A recent Harris poll conducted for market researcher Nielsen found that 72 percent of beer drinkers say they think it’s important to read nutritional labels when buying food or beverages. The updated Nutrition Facts label will make it easier for consumers to make more informed food choices. Surveys show consumers are seeking healthier options and. Consumers are increasingly exposed to nutrition and health information on food packages. In particular, front-of-package (FOP) nutrition labeling has become a popular way for food marketers to communicate information to customers about the healthfulness of their products.
With so many disparate types of FOP labeling systems currently in the marketplace, it is not clear which types of FOP. Front-of-Package Nutrition Labeling 50 Rutgers Business Review Spring 2017 claims (e.g., “A diet low in total fat may reduce the risk of cancers”) be. Helping Consumers Make More Healthful Food Choices: Consumer Views on Modifying Food Labels and Providing Point-of-purchase Nutrition Information. Beer may not be diet delight, but it does have good dietary qualities. If the government did allow the listing of nutritional content on beer labels, here’s what the content of a standard Nutrition Facts chart may look like for a 12-ounce (355-milliliter) bottle of a typical.

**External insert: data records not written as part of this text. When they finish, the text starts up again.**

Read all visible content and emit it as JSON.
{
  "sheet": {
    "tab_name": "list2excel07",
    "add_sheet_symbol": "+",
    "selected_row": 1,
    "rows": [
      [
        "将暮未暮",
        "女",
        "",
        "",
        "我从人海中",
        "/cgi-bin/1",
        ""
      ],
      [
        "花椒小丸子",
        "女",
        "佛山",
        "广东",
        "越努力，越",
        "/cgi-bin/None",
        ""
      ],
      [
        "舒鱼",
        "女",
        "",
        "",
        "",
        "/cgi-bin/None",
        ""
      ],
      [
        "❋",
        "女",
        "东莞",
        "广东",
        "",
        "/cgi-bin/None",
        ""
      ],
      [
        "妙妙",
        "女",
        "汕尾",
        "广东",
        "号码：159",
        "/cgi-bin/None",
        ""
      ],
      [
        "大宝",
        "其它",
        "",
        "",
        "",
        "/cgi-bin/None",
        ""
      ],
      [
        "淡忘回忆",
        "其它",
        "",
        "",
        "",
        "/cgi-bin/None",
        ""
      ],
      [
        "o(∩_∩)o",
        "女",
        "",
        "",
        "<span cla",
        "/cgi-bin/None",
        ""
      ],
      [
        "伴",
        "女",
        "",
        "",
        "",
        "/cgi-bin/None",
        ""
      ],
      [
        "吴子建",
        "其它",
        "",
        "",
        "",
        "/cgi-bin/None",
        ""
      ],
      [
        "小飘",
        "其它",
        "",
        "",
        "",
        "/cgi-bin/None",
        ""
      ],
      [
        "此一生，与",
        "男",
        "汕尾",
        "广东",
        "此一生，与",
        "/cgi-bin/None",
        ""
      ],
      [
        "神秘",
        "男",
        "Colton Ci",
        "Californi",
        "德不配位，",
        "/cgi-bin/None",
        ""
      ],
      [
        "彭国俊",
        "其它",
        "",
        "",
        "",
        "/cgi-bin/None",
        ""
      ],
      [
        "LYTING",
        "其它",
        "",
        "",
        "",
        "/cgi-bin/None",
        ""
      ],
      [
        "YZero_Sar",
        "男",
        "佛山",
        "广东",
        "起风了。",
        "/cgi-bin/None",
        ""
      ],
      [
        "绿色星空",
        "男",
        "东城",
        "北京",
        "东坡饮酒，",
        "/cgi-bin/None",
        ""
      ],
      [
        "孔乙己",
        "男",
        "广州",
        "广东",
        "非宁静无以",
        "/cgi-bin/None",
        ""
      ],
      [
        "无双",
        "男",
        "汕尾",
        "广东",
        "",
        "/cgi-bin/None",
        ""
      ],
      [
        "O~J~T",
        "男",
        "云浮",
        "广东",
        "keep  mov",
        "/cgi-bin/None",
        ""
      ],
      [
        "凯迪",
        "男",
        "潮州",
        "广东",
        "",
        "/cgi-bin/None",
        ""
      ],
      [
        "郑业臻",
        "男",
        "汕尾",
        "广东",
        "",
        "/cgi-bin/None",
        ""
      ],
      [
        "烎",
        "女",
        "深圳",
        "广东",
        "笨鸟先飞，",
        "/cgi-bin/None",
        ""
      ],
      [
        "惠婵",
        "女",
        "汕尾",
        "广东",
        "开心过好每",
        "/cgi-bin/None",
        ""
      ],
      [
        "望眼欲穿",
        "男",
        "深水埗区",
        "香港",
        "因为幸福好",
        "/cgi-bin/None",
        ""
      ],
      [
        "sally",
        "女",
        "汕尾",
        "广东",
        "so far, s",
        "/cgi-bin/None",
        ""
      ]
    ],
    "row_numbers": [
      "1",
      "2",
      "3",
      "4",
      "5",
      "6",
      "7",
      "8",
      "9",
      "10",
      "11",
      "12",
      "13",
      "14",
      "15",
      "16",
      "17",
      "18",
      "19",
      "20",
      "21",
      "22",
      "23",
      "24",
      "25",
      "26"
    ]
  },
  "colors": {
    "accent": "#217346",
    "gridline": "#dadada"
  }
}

People look at food labels for a variety of reasons. But whatever the reason, many consumers would like to know how to use this information more effectively and easily. Now beer labels may state percent alcohol, and when it helps sales, they do.
The “energy-booster” beers associated with college drinking freely display alcohol content.
List of related literature:
|from The Economics of Beer|
|from The U.S. Brewing Industry: Data and Economic Analysis|
|from Beer in Health and Disease Prevention|
|from Microeconomics: Theory and Applications|
|from Consumer Perception of Product Risks and Benefits|
|from Global Brand Strategy: Unlocking Branding Potential Across Countries, Cultures & Markets|
|from Branding and Advertising|
|from Marketing Communications|
|from The Geography of Beer: Regions, Environment, and Societies|
|from The Changing Portrayal of Adolescents in the Media Since 1950|